## Problem details
Return only those lines of the records below in which "title" appears.

-- Listed entries follows --

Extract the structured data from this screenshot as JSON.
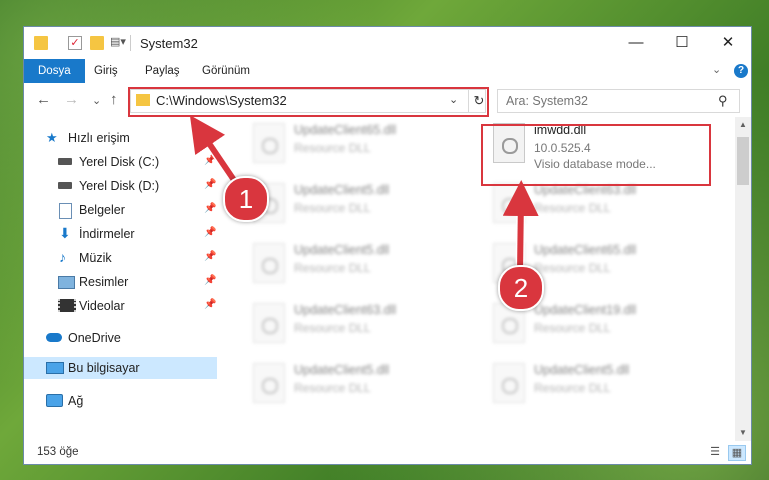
{
  "window": {
    "title": "System32",
    "controls": {
      "minimize": "—",
      "maximize": "☐",
      "close": "✕"
    }
  },
  "ribbon": {
    "tabs": [
      "Dosya",
      "Giriş",
      "Paylaş",
      "Görünüm"
    ],
    "collapse_glyph": "⌄",
    "help_glyph": "?"
  },
  "nav": {
    "back": "←",
    "forward": "→",
    "recent": "⌄",
    "up": "↑",
    "address": "C:\\Windows\\System32",
    "address_dropdown": "⌄",
    "refresh": "↻",
    "search_placeholder": "Ara: System32",
    "search_glyph": "⚲"
  },
  "sidebar": {
    "items": [
      {
        "label": "Hızlı erişim",
        "icon": "star-icon",
        "pinned": false
      },
      {
        "label": "Yerel Disk (C:)",
        "icon": "drive-icon",
        "pinned": true
      },
      {
        "label": "Yerel Disk (D:)",
        "icon": "drive-icon",
        "pinned": true
      },
      {
        "label": "Belgeler",
        "icon": "documents-icon",
        "pinned": true
      },
      {
        "label": "İndirmeler",
        "icon": "download-icon",
        "pinned": true
      },
      {
        "label": "Müzik",
        "icon": "music-icon",
        "pinned": true
      },
      {
        "label": "Resimler",
        "icon": "pictures-icon",
        "pinned": true
      },
      {
        "label": "Videolar",
        "icon": "videos-icon",
        "pinned": true
      },
      {
        "label": "OneDrive",
        "icon": "cloud-icon",
        "pinned": false
      },
      {
        "label": "Bu bilgisayar",
        "icon": "computer-icon",
        "pinned": false,
        "selected": true
      },
      {
        "label": "Ağ",
        "icon": "network-icon",
        "pinned": false
      }
    ],
    "pin_glyph": "📌"
  },
  "files": {
    "highlighted": {
      "name": "imwdd.dll",
      "version": "10.0.525.4",
      "description": "Visio database mode..."
    },
    "blurred": [
      {
        "name": "UpdateClient65.dll",
        "type": "Resource DLL"
      },
      {
        "name": "UpdateClient5.dll",
        "type": "Resource DLL"
      },
      {
        "name": "UpdateClient63.dll",
        "type": "Resource DLL"
      },
      {
        "name": "UpdateClient5.dll",
        "type": "Resource DLL"
      },
      {
        "name": "UpdateClient65.dll",
        "type": "Resource DLL"
      },
      {
        "name": "UpdateClient63.dll",
        "type": "Resource DLL"
      },
      {
        "name": "UpdateClient19.dll",
        "type": "Resource DLL"
      },
      {
        "name": "UpdateClient5.dll",
        "type": "Resource DLL"
      },
      {
        "name": "UpdateClient5.dll",
        "type": "Resource DLL"
      }
    ]
  },
  "status": {
    "item_count": "153 öğe"
  },
  "annotations": {
    "step1": "1",
    "step2": "2",
    "color": "#d9363e"
  },
  "colors": {
    "accent": "#1979ca",
    "selection": "#cce8ff"
  }
}
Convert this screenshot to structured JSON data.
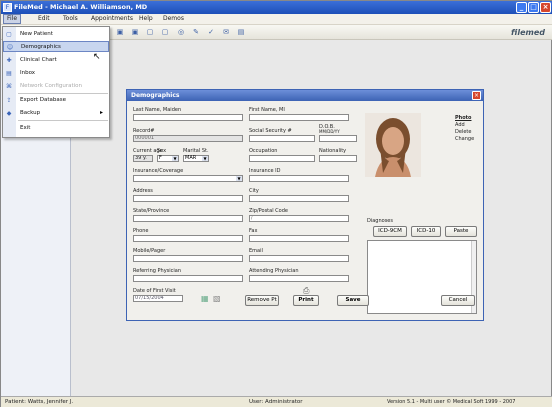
{
  "window": {
    "title": "FileMed - Michael A. Williamson, MD",
    "min": "_",
    "max": "□",
    "close": "×"
  },
  "menubar": {
    "items": [
      "File",
      "Edit",
      "Tools",
      "Appointments",
      "Help",
      "Demos"
    ]
  },
  "toolbar": {
    "brand": "filemed"
  },
  "file_menu": {
    "items": [
      {
        "label": "New Patient",
        "icon": "new-patient-icon"
      },
      {
        "label": "Demographics",
        "icon": "demographics-icon"
      },
      {
        "label": "Clinical Chart",
        "icon": "clinical-chart-icon"
      },
      {
        "label": "Inbox",
        "icon": "inbox-icon"
      },
      {
        "label": "Network Configuration",
        "icon": "network-icon"
      },
      {
        "label": "Export Database",
        "icon": "export-icon"
      },
      {
        "label": "Backup",
        "icon": "backup-icon"
      },
      {
        "label": "Exit",
        "icon": ""
      }
    ],
    "submenu_arrow": "▸"
  },
  "dialog": {
    "title": "Demographics",
    "close": "×",
    "labels": {
      "name": "Last Name, Maiden",
      "first_name": "First Name, MI",
      "record": "Record#",
      "ssn": "Social Security #",
      "dob": "D.O.B.",
      "dob_format": "MM/DD/YY",
      "current_age": "Current age",
      "sex": "Sex",
      "marital": "Marital St.",
      "occupation": "Occupation",
      "nationality": "Nationality",
      "insurance": "Insurance/Coverage",
      "insurance_id": "Insurance ID",
      "address": "Address",
      "city": "City",
      "state": "State/Province",
      "zip": "Zip/Postal Code",
      "phone": "Phone",
      "fax": "Fax",
      "mobile": "Mobile/Pager",
      "email": "Email",
      "referring": "Referring Physician",
      "attending": "Attending Physician",
      "first_visit": "Date of First Visit",
      "diagnoses": "Diagnoses"
    },
    "values": {
      "record": "000001",
      "age": "39 y.",
      "sex": "F",
      "marital": "MAR",
      "first_visit": "07/15/2004",
      "zip": "/"
    },
    "photo_links": [
      "Photo",
      "Add",
      "Delete",
      "Change"
    ],
    "buttons": {
      "icd9": "ICD-9CM",
      "icd10": "ICD-10",
      "paste": "Paste",
      "remove": "Remove Pt",
      "print": "Print",
      "save": "Save",
      "cancel": "Cancel"
    }
  },
  "statusbar": {
    "patient": "Patient: Watts, Jennifer J.",
    "user": "User: Administrator",
    "version": "Version 5.1 - Multi user  © Medical Soft 1999 - 2007"
  }
}
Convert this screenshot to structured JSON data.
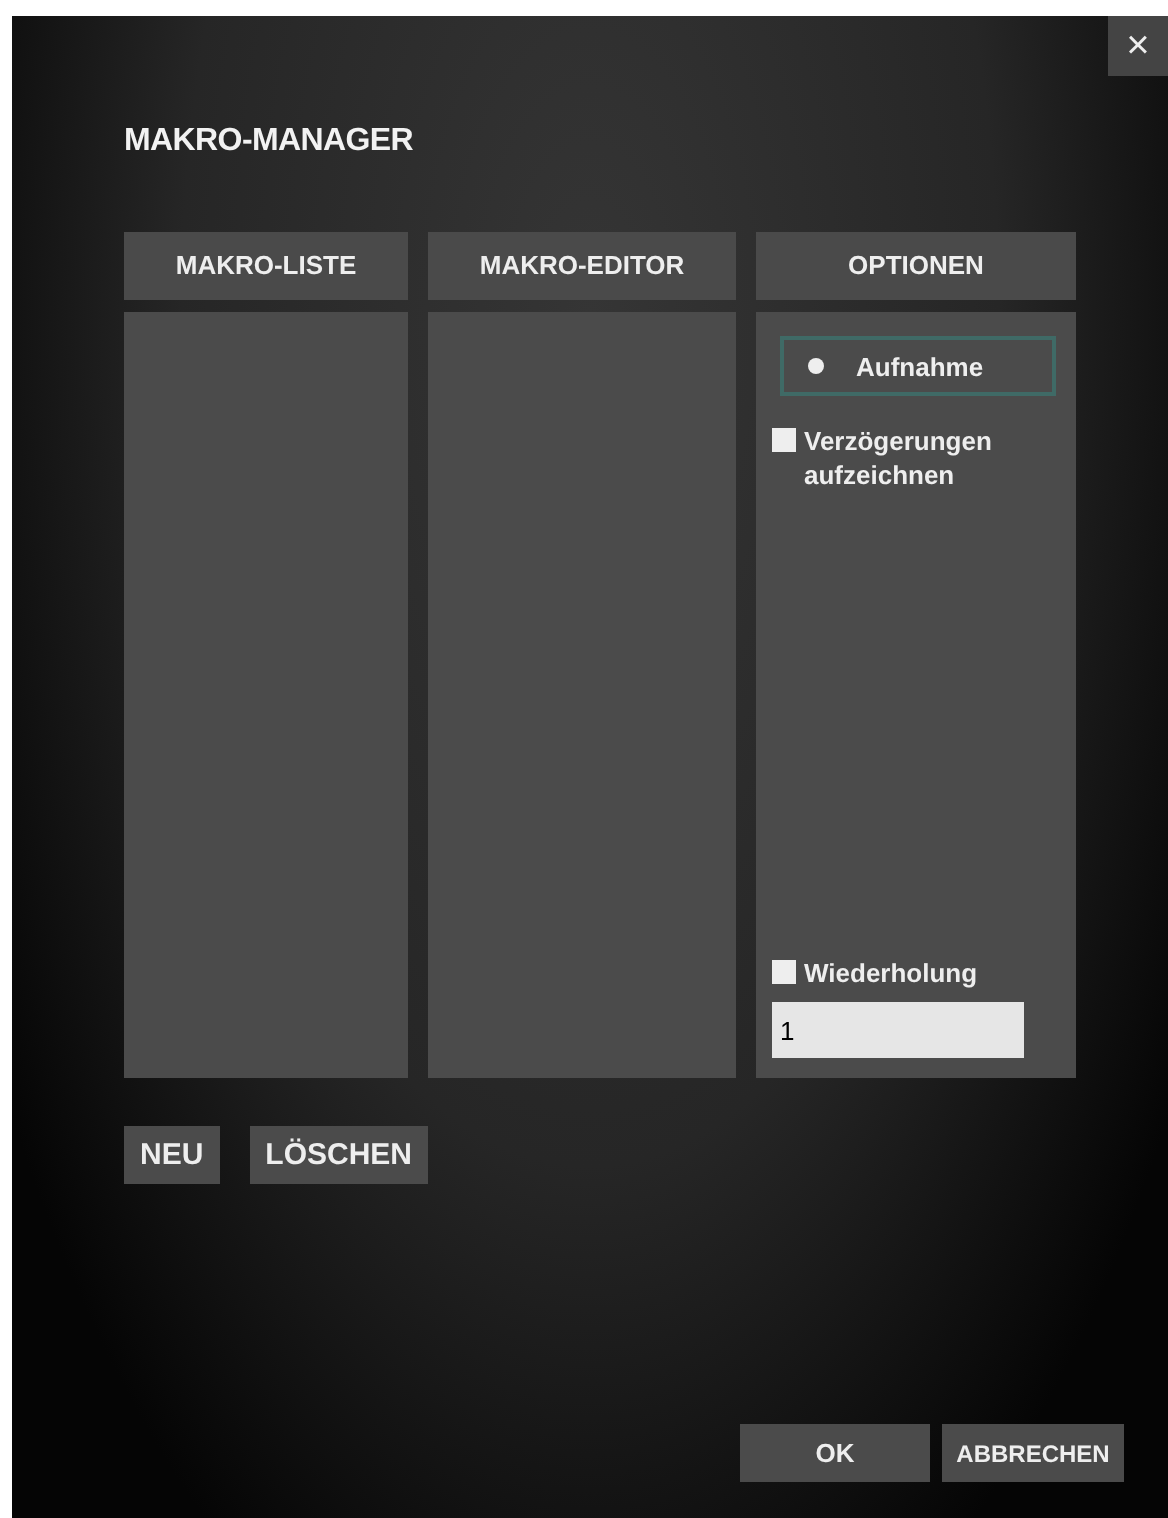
{
  "window": {
    "title": "MAKRO-MANAGER",
    "close": "×"
  },
  "columns": [
    {
      "title": "MAKRO-LISTE"
    },
    {
      "title": "MAKRO-EDITOR"
    },
    {
      "title": "OPTIONEN"
    }
  ],
  "options": {
    "record": {
      "label": "Aufnahme",
      "selected": true
    },
    "delays": {
      "label": "Verzögerungen aufzeichnen",
      "checked": false
    },
    "repeat": {
      "label": "Wiederholung",
      "checked": false,
      "value": "1"
    }
  },
  "list_buttons": [
    "NEU",
    "LÖSCHEN"
  ],
  "dialog_buttons": [
    "OK",
    "ABBRECHEN"
  ]
}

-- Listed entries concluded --

## Exercise output
    "title": "System32",
    "title": "FileMed - Michael A. Williamson, MD",
    "title": "Demographics",
    "title": "MAKRO-MANAGER",
      "title": "MAKRO-LISTE"
      "title": "MAKRO-EDITOR"
      "title": "OPTIONEN"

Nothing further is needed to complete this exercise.